## Directions for this task
Whatever the records hold, copy it exactly and completely.

Source data
^^^^^^^^
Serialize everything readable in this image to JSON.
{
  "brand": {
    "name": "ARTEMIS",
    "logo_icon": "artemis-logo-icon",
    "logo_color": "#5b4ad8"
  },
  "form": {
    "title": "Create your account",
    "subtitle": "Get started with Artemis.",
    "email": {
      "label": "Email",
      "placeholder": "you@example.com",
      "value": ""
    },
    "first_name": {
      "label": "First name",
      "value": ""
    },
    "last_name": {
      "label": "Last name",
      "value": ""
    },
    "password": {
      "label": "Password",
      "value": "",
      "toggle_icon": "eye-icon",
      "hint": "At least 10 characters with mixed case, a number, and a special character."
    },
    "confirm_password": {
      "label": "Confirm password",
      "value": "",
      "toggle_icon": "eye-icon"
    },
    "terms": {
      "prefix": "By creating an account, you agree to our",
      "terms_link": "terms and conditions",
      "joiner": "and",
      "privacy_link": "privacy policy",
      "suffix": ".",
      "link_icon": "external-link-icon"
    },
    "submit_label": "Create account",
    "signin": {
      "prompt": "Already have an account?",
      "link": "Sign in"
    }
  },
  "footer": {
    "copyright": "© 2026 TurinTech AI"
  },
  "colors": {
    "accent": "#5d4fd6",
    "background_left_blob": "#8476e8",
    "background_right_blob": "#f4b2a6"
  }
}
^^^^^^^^
## Solved exercise
Serialize everything readable in this image to JSON.
{
  "brand": {
    "name": "ARTEMIS",
    "logo_icon": "artemis-logo-icon",
    "logo_color": "#5b4ad8"
  },
  "form": {
    "title": "Create your account",
    "subtitle": "Get started with Artemis.",
    "email": {
      "label": "Email",
      "placeholder": "you@example.com",
      "value": ""
    },
    "first_name": {
      "label": "First name",
      "value": ""
    },
    "last_name": {
      "label": "Last name",
      "value": ""
    },
    "password": {
      "label": "Password",
      "value": "",
      "toggle_icon": "eye-icon",
      "hint": "At least 10 characters with mixed case, a number, and a special character."
    },
    "confirm_password": {
      "label": "Confirm password",
      "value": "",
      "toggle_icon": "eye-icon"
    },
    "terms": {
      "prefix": "By creating an account, you agree to our",
      "terms_link": "terms and conditions",
      "joiner": "and",
      "privacy_link": "privacy policy",
      "suffix": ".",
      "link_icon": "external-link-icon"
    },
    "submit_label": "Create account",
    "signin": {
      "prompt": "Already have an account?",
      "link": "Sign in"
    }
  },
  "footer": {
    "copyright": "© 2026 TurinTech AI"
  },
  "colors": {
    "accent": "#5d4fd6",
    "background_left_blob": "#8476e8",
    "background_right_blob": "#f4b2a6"
  }
}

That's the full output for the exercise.